Task statement –
Find the word "this" in the records below. List each line containing it.
= Beginning of Section =
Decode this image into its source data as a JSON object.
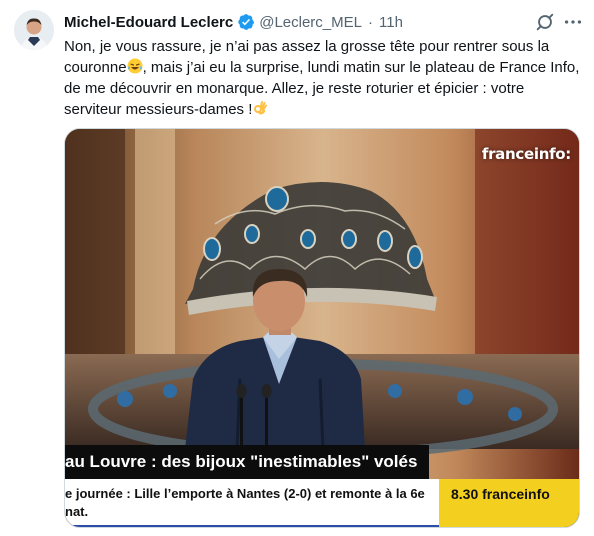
{
  "tweet": {
    "author_name": "Michel-Edouard Leclerc",
    "handle": "@Leclerc_MEL",
    "separator": "·",
    "time": "11h",
    "text_part1": "Non, je vous rassure, je n’ai pas assez la grosse tête pour rentrer sous la couronne",
    "text_part2": ", mais j’ai eu la surprise, lundi matin sur le plateau de France Info, de me découvrir en monarque. Allez, je reste roturier et épicier : votre serviteur messieurs-dames !",
    "emoji1": "laughing-tears-emoji",
    "emoji2": "ok-hand-emoji"
  },
  "media": {
    "channel_logo": "franceinfo:",
    "headline": "au Louvre : des bijoux \"inestimables\" volés",
    "ticker": "e journée : Lille l’emporte à Nantes (2-0) et remonte à la 6e nat.",
    "program": "8.30 franceinfo"
  },
  "colors": {
    "verified_blue": "#1d9bf0",
    "secondary_text": "#536471",
    "ticker_accent": "#2b4ca8",
    "program_yellow": "#f3cf1f"
  },
  "icons": {
    "verified": "verified-badge-icon",
    "grok": "grok-icon",
    "more": "more-dots-icon"
  }
}
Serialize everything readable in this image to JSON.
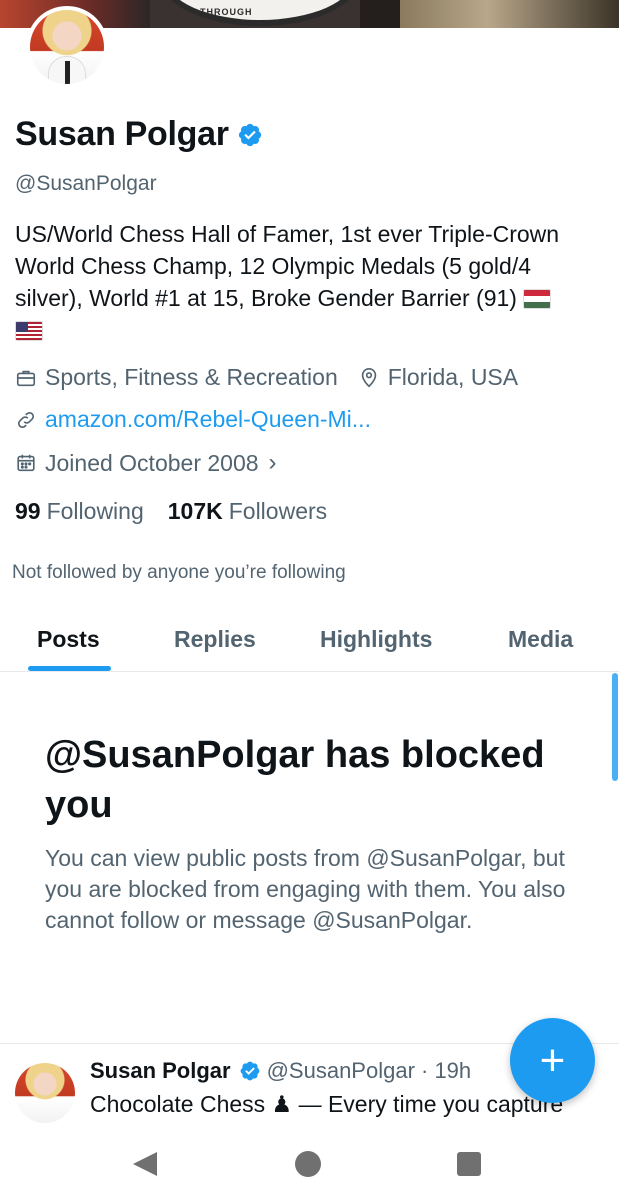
{
  "banner": {
    "seal_text": "THROUGH"
  },
  "profile": {
    "name": "Susan Polgar",
    "handle": "@SusanPolgar",
    "bio": "US/World Chess Hall of Famer, 1st ever Triple-Crown World Chess Champ, 12 Olympic Medals (5 gold/4 silver), World #1 at 15, Broke Gender Barrier (91)",
    "bio_flags": [
      "hungary-flag",
      "usa-flag"
    ],
    "category": "Sports, Fitness & Recreation",
    "location": "Florida, USA",
    "website": "amazon.com/Rebel-Queen-Mi...",
    "joined": "Joined October 2008",
    "following_count": "99",
    "following_label": "Following",
    "followers_count": "107K",
    "followers_label": "Followers",
    "not_followed_note": "Not followed by anyone you’re following"
  },
  "tabs": [
    {
      "label": "Posts",
      "active": true
    },
    {
      "label": "Replies",
      "active": false
    },
    {
      "label": "Highlights",
      "active": false
    },
    {
      "label": "Media",
      "active": false
    }
  ],
  "blocked": {
    "title": "@SusanPolgar has blocked you",
    "message": "You can view public posts from @SusanPolgar, but you are blocked from engaging with them. You also cannot follow or message @SusanPolgar."
  },
  "post": {
    "author": "Susan Polgar",
    "handle_time": "@SusanPolgar · 19h",
    "text_before": "Chocolate Chess",
    "pawn": "♟",
    "text_after": "— Every time you capture"
  },
  "fab": {
    "label": "+"
  },
  "colors": {
    "accent": "#1d9bf0",
    "text": "#0f1419",
    "muted": "#536471"
  },
  "icons": [
    "briefcase-icon",
    "location-pin-icon",
    "link-icon",
    "calendar-icon",
    "verified-badge-icon",
    "chevron-right-icon"
  ]
}
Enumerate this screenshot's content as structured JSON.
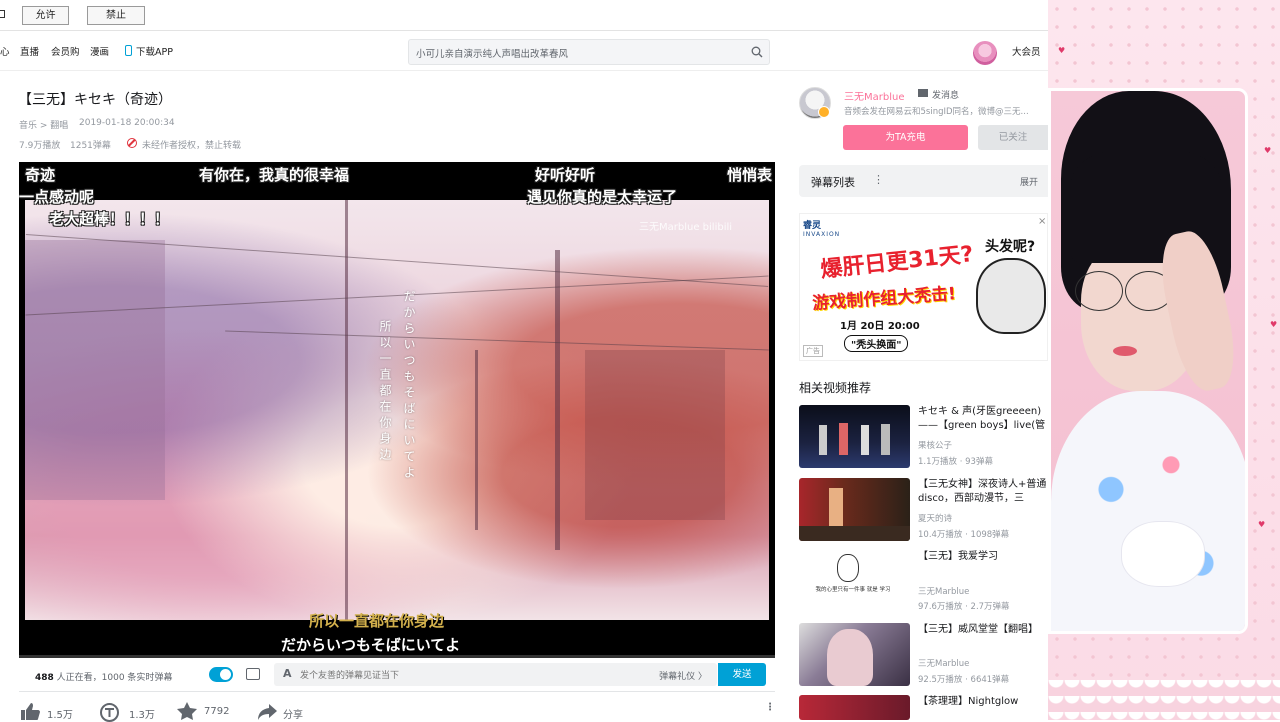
{
  "permission_bar": {
    "allow": "允许",
    "deny": "禁止"
  },
  "header": {
    "nav": [
      "心",
      "直播",
      "会员购",
      "漫画"
    ],
    "download_app": "下载APP",
    "search_placeholder": "小可儿亲自演示纯人声唱出改革春风",
    "vip": "大会员"
  },
  "video": {
    "title": "【三无】キセキ（奇迹）",
    "category": "音乐 > 翻唱",
    "date": "2019-01-18 20:00:34",
    "views": "7.9万播放",
    "danmaku_count": "1251弹幕",
    "notice": "未经作者授权，禁止转载",
    "progress": 0.0
  },
  "player": {
    "danmaku": [
      "奇迹",
      "有你在，我真的很幸福",
      "好听好听",
      "悄悄表",
      "一点感动呢",
      "遇见你真的是太幸运了",
      "老大超棒！！！！"
    ],
    "watermark": "三无Marblue bilibili",
    "vertical_lyric_jp": "だからいつもそばにいてよ",
    "vertical_lyric_cn": "所以一直都在你身边",
    "subtitle_cn": "所以一直都在你身边",
    "subtitle_jp": "だからいつもそばにいてよ"
  },
  "send_bar": {
    "watching": "488",
    "watching_suffix": "人正在看，1000 条实时弹幕",
    "input_placeholder": "发个友善的弹幕见证当下",
    "etiquette": "弹幕礼仪 〉",
    "send": "发送"
  },
  "toolbar": {
    "like": "1.5万",
    "coin": "1.3万",
    "fav": "7792",
    "share": "分享"
  },
  "uploader": {
    "name": "三无Marblue",
    "message": "发消息",
    "desc": "音频会发在网易云和5singID同名，微博@三无...",
    "charge": "为TA充电",
    "followed": "已关注"
  },
  "danmaku_list": {
    "title": "弹幕列表",
    "expand": "展开"
  },
  "ad": {
    "brand": "睿灵",
    "brand_sub": "INVAXION",
    "headline": "爆肝日更31天?",
    "subhead": "游戏制作组大秃击!",
    "date": "1月 20日 20:00",
    "tag": "\"秃头换面\"",
    "question": "头发呢?",
    "label": "广告"
  },
  "related": {
    "title": "相关视频推荐",
    "items": [
      {
        "title": "キセキ & 声(牙医greeeen)——【green boys】live(管",
        "author": "果核公子",
        "stats": "1.1万播放 · 93弹幕"
      },
      {
        "title": "【三无女神】深夜诗人+普通disco，西部动漫节，三",
        "author": "夏天的诗",
        "stats": "10.4万播放 · 1098弹幕"
      },
      {
        "title": "【三无】我爱学习",
        "author": "三无Marblue",
        "stats": "97.6万播放 · 2.7万弹幕",
        "thumb_text": "我的心里只有一件事 就是 学习"
      },
      {
        "title": "【三无】威风堂堂【翻唱】",
        "author": "三无Marblue",
        "stats": "92.5万播放 · 6641弹幕"
      },
      {
        "title": "【茶理理】Nightglow",
        "author": "",
        "stats": ""
      }
    ]
  }
}
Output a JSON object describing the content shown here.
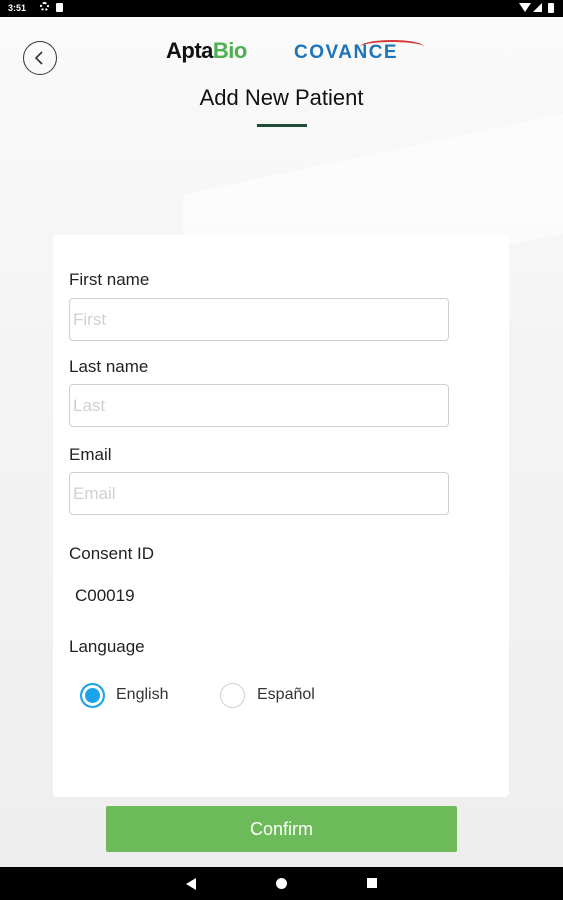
{
  "status_bar": {
    "time": "3:51",
    "icons": [
      "gear-icon",
      "sd-card-icon",
      "wifi-icon",
      "signal-icon",
      "battery-icon"
    ]
  },
  "header": {
    "back_icon": "chevron-left-icon",
    "logo_left_prefix": "Apta",
    "logo_left_suffix": "Bio",
    "logo_right": "COVANCE",
    "title": "Add New Patient"
  },
  "form": {
    "first_name": {
      "label": "First name",
      "placeholder": "First",
      "value": ""
    },
    "last_name": {
      "label": "Last name",
      "placeholder": "Last",
      "value": ""
    },
    "email": {
      "label": "Email",
      "placeholder": "Email",
      "value": ""
    },
    "consent": {
      "label": "Consent ID",
      "value": "C00019"
    },
    "language": {
      "label": "Language",
      "options": [
        {
          "label": "English",
          "selected": true
        },
        {
          "label": "Español",
          "selected": false
        }
      ]
    },
    "confirm_label": "Confirm"
  },
  "colors": {
    "accent_green": "#6dba5a",
    "radio_blue": "#1aa3e8",
    "title_underline": "#1d4d36",
    "covance_blue": "#1f74b8"
  },
  "nav_bar": {
    "icons": [
      "nav-back-icon",
      "nav-home-icon",
      "nav-recents-icon"
    ]
  }
}
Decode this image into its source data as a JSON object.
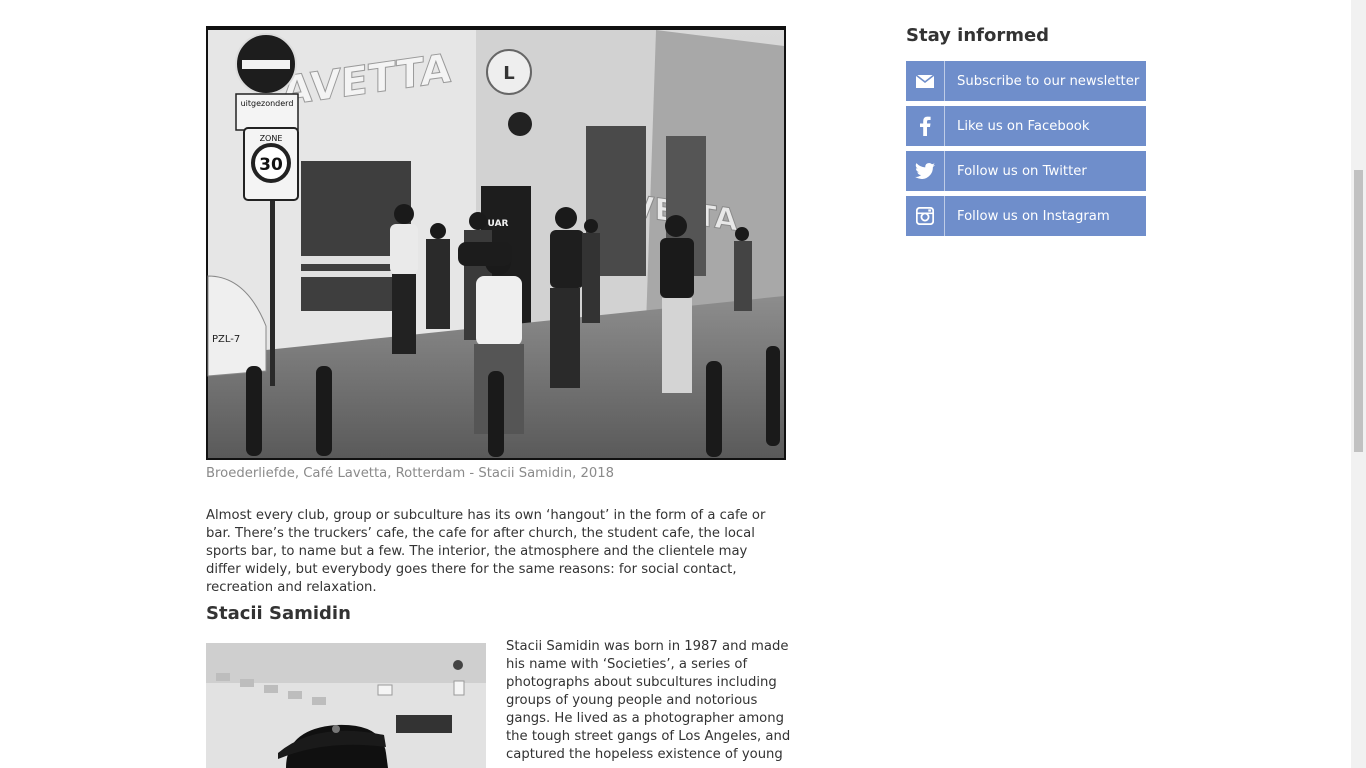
{
  "article": {
    "caption": "Broederliefde, Café Lavetta, Rotterdam - Stacii Samidin, 2018",
    "intro": "Almost every club, group or subculture has its own ‘hangout’ in the form of a cafe or bar. There’s the truckers’ cafe, the cafe for after church, the student cafe, the local sports bar, to name but a few. The interior, the atmosphere and the clientele may differ widely, but everybody goes there for the same reasons: for social contact, recreation and relaxation.",
    "section_title": "Stacii Samidin",
    "bio": "Stacii Samidin was born in 1987 and made his name with ‘Societies’, a series of photographs about subcultures including groups of young people and notorious gangs. He lived as a photographer among the tough street gangs of Los Angeles, and captured the hopeless existence of young"
  },
  "photo_text": {
    "sign_label": "uitgezonderd",
    "zone_label": "ZONE",
    "zone_speed": "30",
    "storefront_left": "LAVETTA",
    "storefront_right": "LAVETTA",
    "logo_letter": "L",
    "plate": "PZL-7",
    "cap_text": "UAR"
  },
  "sidebar": {
    "title": "Stay informed",
    "accent_color": "#6f8ecb",
    "items": [
      {
        "label": "Subscribe to our newsletter",
        "icon": "envelope-icon"
      },
      {
        "label": "Like us on Facebook",
        "icon": "facebook-icon"
      },
      {
        "label": "Follow us on Twitter",
        "icon": "twitter-icon"
      },
      {
        "label": "Follow us on Instagram",
        "icon": "instagram-icon"
      }
    ]
  }
}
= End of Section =
Result of the task –
Decode this image into its source data as a JSON object.
Serialize everything readable in this image to JSON.
Enumerate this screenshot's content as structured JSON.
Decode this image into its source data as a JSON object.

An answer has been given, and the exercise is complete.